▶ TASK TO CARRY OUT
Pull out every line from the listing that has the word "Indian".

+ + + +

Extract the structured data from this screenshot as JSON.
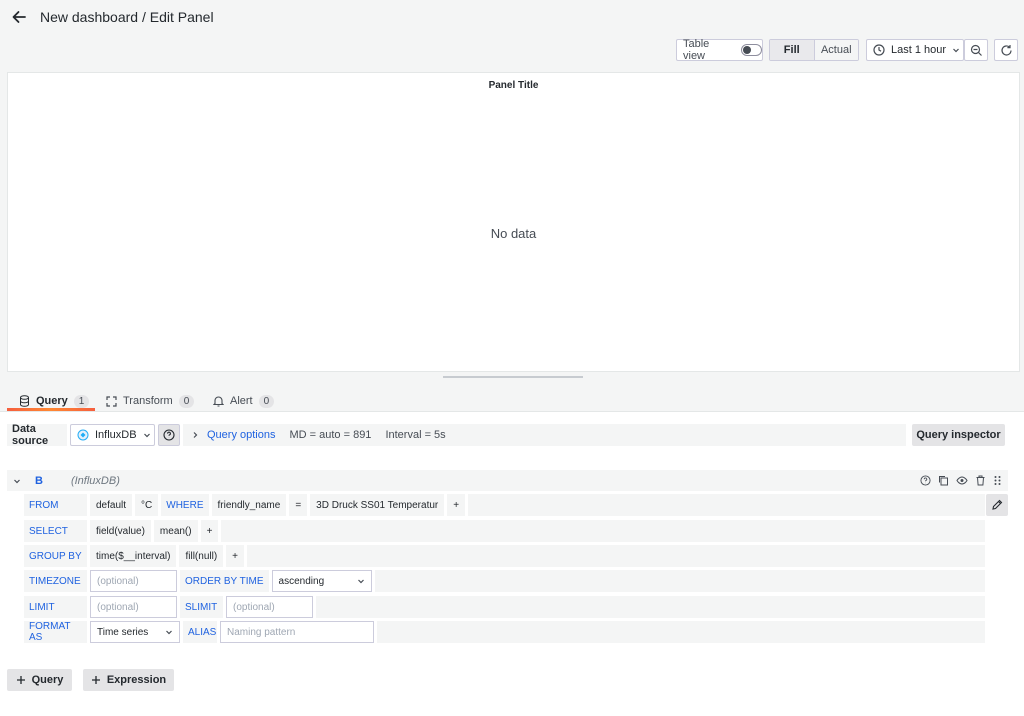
{
  "header": {
    "title": "New dashboard / Edit Panel"
  },
  "toolbar": {
    "table_view_label": "Table view",
    "fill_label": "Fill",
    "actual_label": "Actual",
    "time_range": "Last 1 hour"
  },
  "panel": {
    "title": "Panel Title",
    "empty_text": "No data"
  },
  "tabs": [
    {
      "label": "Query",
      "count": "1"
    },
    {
      "label": "Transform",
      "count": "0"
    },
    {
      "label": "Alert",
      "count": "0"
    }
  ],
  "datasource": {
    "label": "Data source",
    "selected": "InfluxDB",
    "query_options_label": "Query options",
    "md": "MD = auto = 891",
    "interval": "Interval = 5s",
    "inspector_label": "Query inspector"
  },
  "query": {
    "ref_id": "B",
    "datasource_name": "(InfluxDB)",
    "from": {
      "keyword": "FROM",
      "policy": "default",
      "measurement": "°C",
      "where_keyword": "WHERE",
      "tag": "friendly_name",
      "op": "=",
      "value": "3D Druck SS01 Temperatur",
      "plus": "+"
    },
    "select": {
      "keyword": "SELECT",
      "field": "field(value)",
      "agg": "mean()",
      "plus": "+"
    },
    "group_by": {
      "keyword": "GROUP BY",
      "time": "time($__interval)",
      "fill": "fill(null)",
      "plus": "+"
    },
    "timezone": {
      "keyword": "TIMEZONE",
      "placeholder": "(optional)",
      "order_keyword": "ORDER BY TIME",
      "order_value": "ascending"
    },
    "limit": {
      "keyword": "LIMIT",
      "placeholder": "(optional)",
      "slimit_keyword": "SLIMIT",
      "slimit_placeholder": "(optional)"
    },
    "format": {
      "keyword": "FORMAT AS",
      "value": "Time series",
      "alias_keyword": "ALIAS",
      "alias_placeholder": "Naming pattern"
    }
  },
  "footer": {
    "add_query_label": "Query",
    "add_expression_label": "Expression"
  },
  "colors": {
    "accent": "#1f62e0",
    "tab_underline": "#f55f3e"
  }
}
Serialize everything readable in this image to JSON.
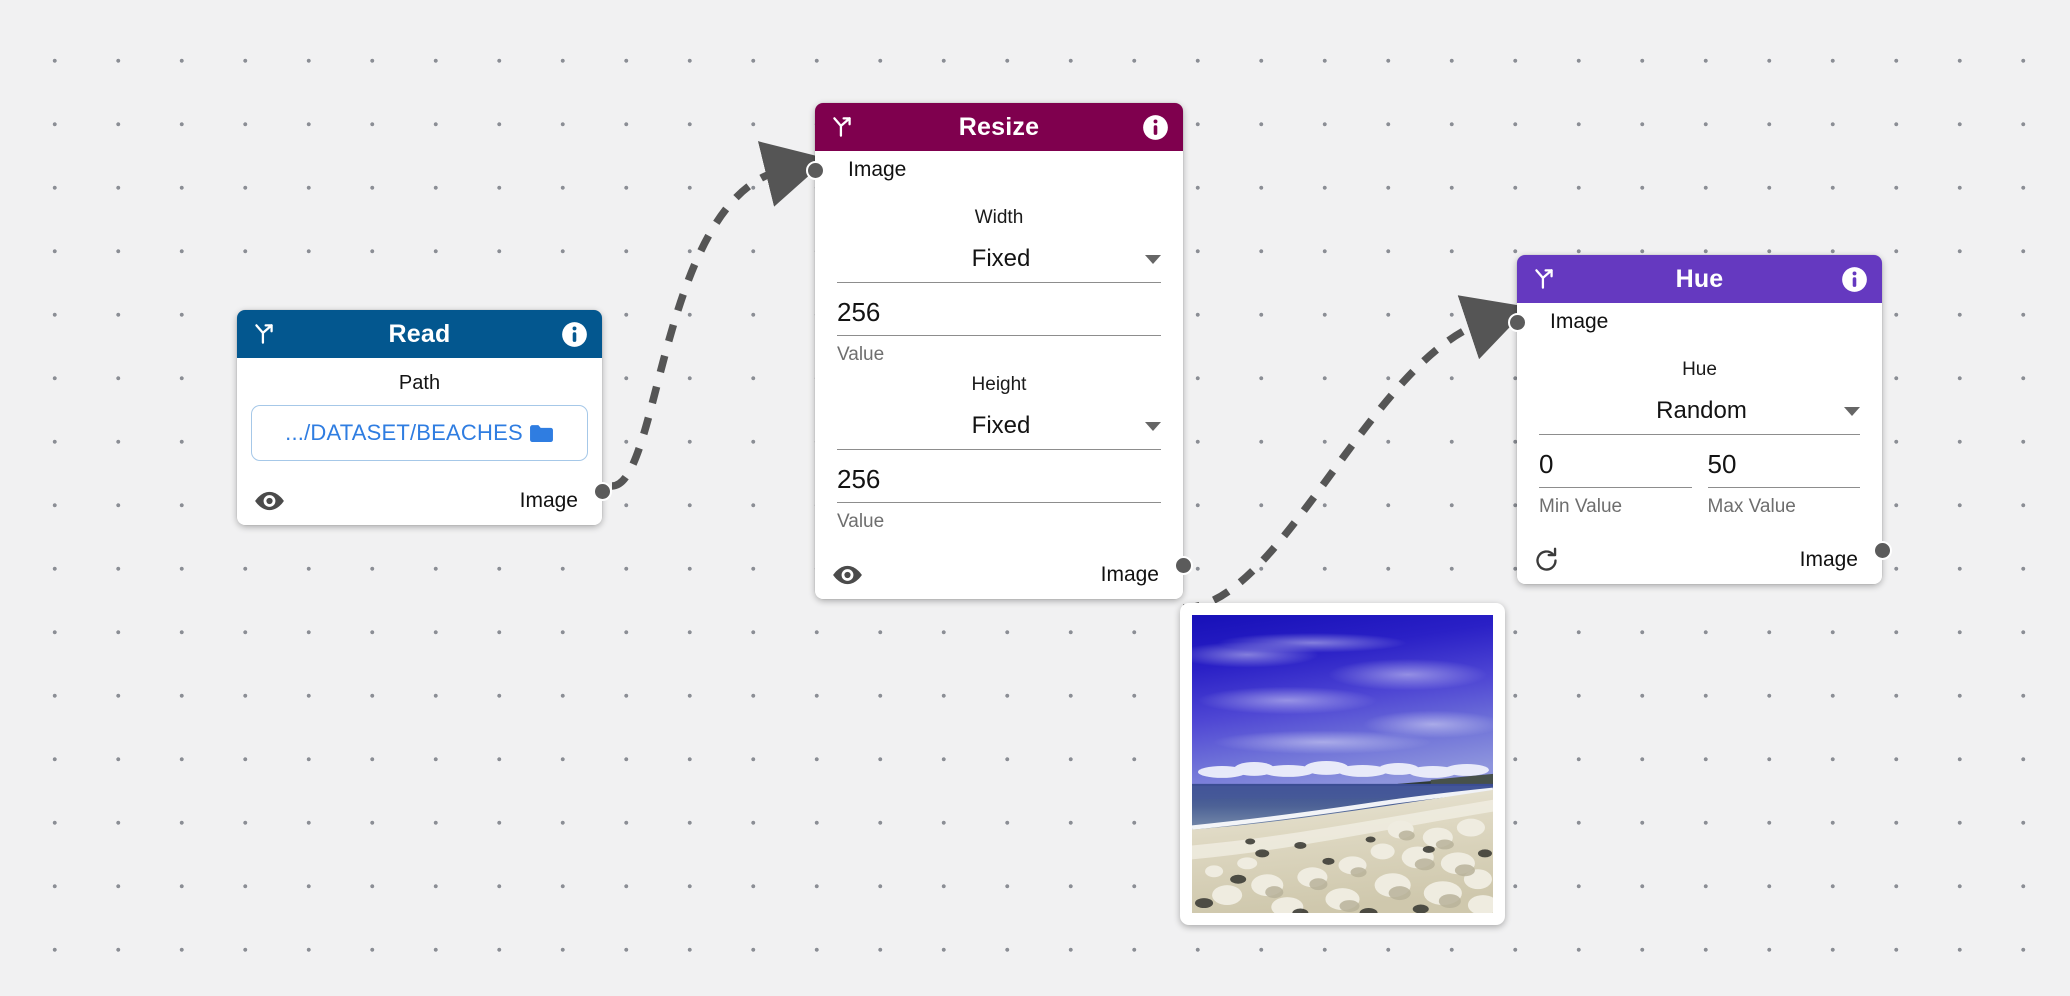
{
  "canvas": {
    "background_color": "#f1f1f2",
    "dot_color": "#8b8e95",
    "edge_color": "#555555"
  },
  "nodes": [
    {
      "id": "read",
      "title": "Read",
      "header_color": "#03578f",
      "header_icon": "branch-icon",
      "info_icon": "info-icon",
      "path_label": "Path",
      "path_value": ".../DATASET/BEACHES",
      "path_icon": "folder-icon",
      "footer_icon": "eye-icon",
      "output_label": "Image"
    },
    {
      "id": "resize",
      "title": "Resize",
      "header_color": "#7f004e",
      "header_icon": "branch-icon",
      "info_icon": "info-icon",
      "input_label": "Image",
      "width_label": "Width",
      "width_mode": "Fixed",
      "width_value": "256",
      "width_help": "Value",
      "height_label": "Height",
      "height_mode": "Fixed",
      "height_value": "256",
      "height_help": "Value",
      "footer_icon": "eye-icon",
      "output_label": "Image"
    },
    {
      "id": "hue",
      "title": "Hue",
      "header_color": "#6539c0",
      "header_icon": "branch-icon",
      "info_icon": "info-icon",
      "input_label": "Image",
      "hue_label": "Hue",
      "hue_mode": "Random",
      "min_value": "0",
      "min_help": "Min Value",
      "max_value": "50",
      "max_help": "Max Value",
      "footer_icon": "refresh-icon",
      "output_label": "Image"
    }
  ],
  "preview": {
    "name": "beach-preview-thumbnail",
    "description": "Beach photo with deep blue sky, white clouds, ocean and pebble shore"
  }
}
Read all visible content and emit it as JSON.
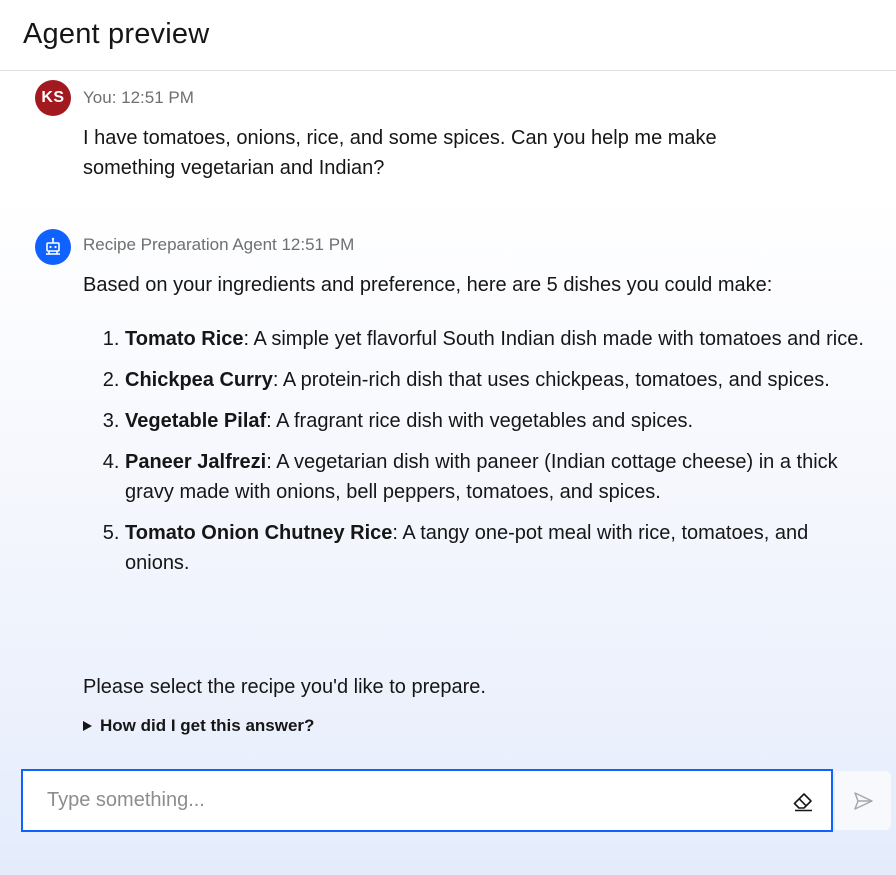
{
  "header": {
    "title": "Agent preview"
  },
  "user_message": {
    "avatar_initials": "KS",
    "meta": "You: 12:51 PM",
    "text_line1": "I have tomatoes, onions, rice, and some spices. Can you help me make",
    "text_line2": "something vegetarian and Indian?"
  },
  "agent_message": {
    "avatar_icon": "robot-icon",
    "meta": "Recipe Preparation Agent 12:51 PM",
    "intro": "Based on your ingredients and preference, here are 5 dishes you could make:",
    "recipes": [
      {
        "name": "Tomato Rice",
        "desc": ": A simple yet flavorful South Indian dish made with tomatoes and rice."
      },
      {
        "name": "Chickpea Curry",
        "desc": ": A protein-rich dish that uses chickpeas, tomatoes, and spices."
      },
      {
        "name": "Vegetable Pilaf",
        "desc": ": A fragrant rice dish with vegetables and spices."
      },
      {
        "name": "Paneer Jalfrezi",
        "desc": ": A vegetarian dish with paneer (Indian cottage cheese) in a thick gravy made with onions, bell peppers, tomatoes, and spices."
      },
      {
        "name": "Tomato Onion Chutney Rice",
        "desc": ": A tangy one-pot meal with rice, tomatoes, and onions."
      }
    ],
    "closing": "Please select the recipe you'd like to prepare.",
    "explain_label": "How did I get this answer?"
  },
  "composer": {
    "placeholder": "Type something...",
    "value": "",
    "clear_icon": "eraser-icon",
    "send_icon": "send-icon"
  },
  "colors": {
    "accent": "#0f62fe",
    "user_avatar": "#a2191f",
    "meta_text": "#6f6f6f"
  }
}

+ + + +

▶ RESULT OF THIS TASK
    "text_line2": "something vegetarian and Indian?"
        "desc": ": A simple yet flavorful South Indian dish made with tomatoes and rice."
        "desc": ": A vegetarian dish with paneer (Indian cottage cheese) in a thick gravy made with onions, bell peppers, tomatoes, and spices."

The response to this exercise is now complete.